Stored records
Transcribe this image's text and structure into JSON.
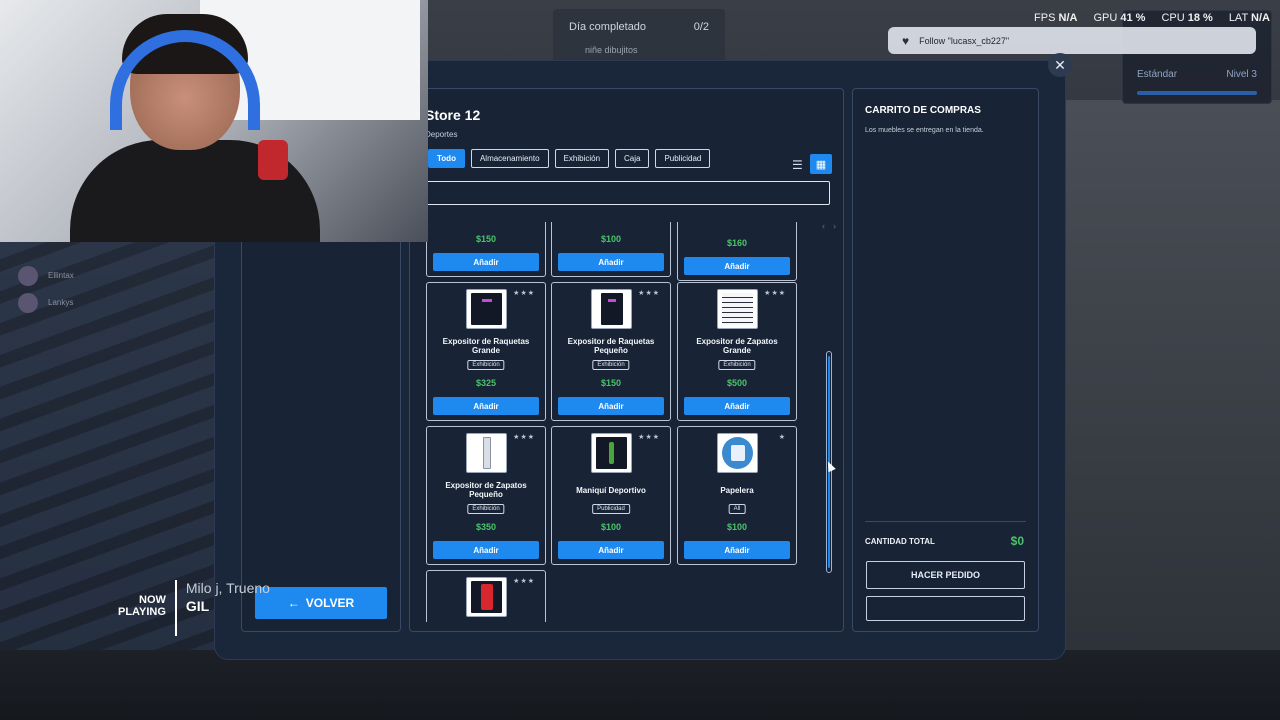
{
  "hud": {
    "fps_label": "FPS",
    "fps_value": "N/A",
    "gpu_label": "GPU",
    "gpu_value": "41 %",
    "cpu_label": "CPU",
    "cpu_value": "18 %",
    "lat_label": "LAT",
    "lat_value": "N/A"
  },
  "quest": {
    "title": "Día completado",
    "progress": "0/2",
    "subtitle": "niñe dibujitos"
  },
  "level": {
    "rank": "Estándar",
    "level": "Nivel 3"
  },
  "toast": {
    "text": "Follow \"lucasx_cb227\""
  },
  "chatters": [
    "Ellintax",
    "Lankys"
  ],
  "now_playing": {
    "label_line1": "NOW",
    "label_line2": "PLAYING",
    "artist": "Milo j, Trueno",
    "title": "GIL"
  },
  "shop": {
    "close_label": "✕",
    "back_label": "VOLVER",
    "store_title": "Store 12",
    "store_subtitle": "Deportes",
    "filters": [
      "Todo",
      "Almacenamiento",
      "Exhibición",
      "Caja",
      "Publicidad"
    ],
    "paging_prev": "‹",
    "paging_next": "›",
    "add_label": "Añadir",
    "top_row": [
      {
        "price": "$150"
      },
      {
        "price": "$100"
      },
      {
        "price": "$160"
      }
    ],
    "items": [
      {
        "name": "Expositor de Raquetas Grande",
        "category": "Exhibición",
        "price": "$325",
        "stars": "★★★"
      },
      {
        "name": "Expositor de Raquetas Pequeño",
        "category": "Exhibición",
        "price": "$150",
        "stars": "★★★"
      },
      {
        "name": "Expositor de Zapatos Grande",
        "category": "Exhibición",
        "price": "$500",
        "stars": "★★★"
      },
      {
        "name": "Expositor de Zapatos Pequeño",
        "category": "Exhibición",
        "price": "$350",
        "stars": "★★★"
      },
      {
        "name": "Maniquí Deportivo",
        "category": "Publicidad",
        "price": "$100",
        "stars": "★★★"
      },
      {
        "name": "Papelera",
        "category": "All",
        "price": "$100",
        "stars": "★"
      }
    ],
    "last_item": {
      "stars": "★★★"
    }
  },
  "cart": {
    "title": "CARRITO DE COMPRAS",
    "note": "Los muebles se entregan en la tienda.",
    "total_label": "CANTIDAD TOTAL",
    "total_value": "$0",
    "order_label": "HACER PEDIDO"
  }
}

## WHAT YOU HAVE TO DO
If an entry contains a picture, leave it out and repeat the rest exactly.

## EXPECTED ANSWER
Transcribe this image's text and structure into JSON.
{
  "hud": {
    "fps_label": "FPS",
    "fps_value": "N/A",
    "gpu_label": "GPU",
    "gpu_value": "41 %",
    "cpu_label": "CPU",
    "cpu_value": "18 %",
    "lat_label": "LAT",
    "lat_value": "N/A"
  },
  "quest": {
    "title": "Día completado",
    "progress": "0/2",
    "subtitle": "niñe dibujitos"
  },
  "level": {
    "rank": "Estándar",
    "level": "Nivel 3"
  },
  "toast": {
    "text": "Follow \"lucasx_cb227\""
  },
  "chatters": [
    "Ellintax",
    "Lankys"
  ],
  "now_playing": {
    "label_line1": "NOW",
    "label_line2": "PLAYING",
    "artist": "Milo j, Trueno",
    "title": "GIL"
  },
  "shop": {
    "close_label": "✕",
    "back_label": "VOLVER",
    "store_title": "Store 12",
    "store_subtitle": "Deportes",
    "filters": [
      "Todo",
      "Almacenamiento",
      "Exhibición",
      "Caja",
      "Publicidad"
    ],
    "paging_prev": "‹",
    "paging_next": "›",
    "add_label": "Añadir",
    "top_row": [
      {
        "price": "$150"
      },
      {
        "price": "$100"
      },
      {
        "price": "$160"
      }
    ],
    "items": [
      {
        "name": "Expositor de Raquetas Grande",
        "category": "Exhibición",
        "price": "$325",
        "stars": "★★★"
      },
      {
        "name": "Expositor de Raquetas Pequeño",
        "category": "Exhibición",
        "price": "$150",
        "stars": "★★★"
      },
      {
        "name": "Expositor de Zapatos Grande",
        "category": "Exhibición",
        "price": "$500",
        "stars": "★★★"
      },
      {
        "name": "Expositor de Zapatos Pequeño",
        "category": "Exhibición",
        "price": "$350",
        "stars": "★★★"
      },
      {
        "name": "Maniquí Deportivo",
        "category": "Publicidad",
        "price": "$100",
        "stars": "★★★"
      },
      {
        "name": "Papelera",
        "category": "All",
        "price": "$100",
        "stars": "★"
      }
    ],
    "last_item": {
      "stars": "★★★"
    }
  },
  "cart": {
    "title": "CARRITO DE COMPRAS",
    "note": "Los muebles se entregan en la tienda.",
    "total_label": "CANTIDAD TOTAL",
    "total_value": "$0",
    "order_label": "HACER PEDIDO"
  }
}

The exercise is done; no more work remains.